On June 5, 2017, the Colorado Supreme Court issued its ruling in Vallagio at Inverness Residential Condominium Ass’n, Inc. v. Metropolitan Homes, Inc. et al. (Supreme Court Case No. 15SC508). The Supreme Court affirmed the court of appeals and ruled:
- The Colorado Common Interest Ownership Act (“CCIOA”) permits a declarant to reserve the unlimited right to approve any declaration amendment altering the mandatory arbitration provision for construction defect claims; and
- The Colorado Consumer Protection Act (“CCPA”) does not prohibit arbitration of construction defect claims.
The Court reviewed CCIOA and determined that the statute’s plain language expressly envisions situations where a declarant can retain the right to object to a proposed declaration amendment despite the fact that the amendment to remove arbitration was approval by 67% of owners. Further, the Court stated it is permissible under CCIOA to require certain disputes be resolved by binding arbitration which is also consistent with Colorado’s public policy favoring arbitration as a preferred method of alternative dispute resolution. The Court held the declarant’s consent-to-amend provision remains enforceable and the attempted removal by the Association owners was ineffective. The Court noted that its approval of the declarant’s consent-to-amend provision was limited to the resolution of the construction defect claims before it, and expressed no opinion on whether other consent-to-amend provisions would be upheld in other contexts.
The Court also found that although the CCPA provides a right to a civil action, that right may be waived. The declaration’s mandatory arbitration provision validly waived the right to any civil action and the CCPA claims may be arbitrated.

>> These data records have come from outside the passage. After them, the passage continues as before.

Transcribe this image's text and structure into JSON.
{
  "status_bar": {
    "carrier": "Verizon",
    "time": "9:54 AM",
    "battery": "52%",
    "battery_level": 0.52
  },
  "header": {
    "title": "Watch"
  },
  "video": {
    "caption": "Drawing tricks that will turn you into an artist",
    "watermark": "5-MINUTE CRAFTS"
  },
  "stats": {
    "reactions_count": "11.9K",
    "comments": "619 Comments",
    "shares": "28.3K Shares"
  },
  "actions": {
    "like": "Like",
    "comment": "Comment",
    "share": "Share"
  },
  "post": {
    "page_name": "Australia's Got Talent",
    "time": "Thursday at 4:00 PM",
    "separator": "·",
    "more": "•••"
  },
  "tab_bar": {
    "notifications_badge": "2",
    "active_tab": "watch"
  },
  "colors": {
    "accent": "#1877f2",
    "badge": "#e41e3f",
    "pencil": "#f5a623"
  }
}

The Vallagio ruling means that developers will continue to include consent-to-amend provisions in the original declaration in order to preserve arbitration as the preferred venue for resolution of construction defect claims.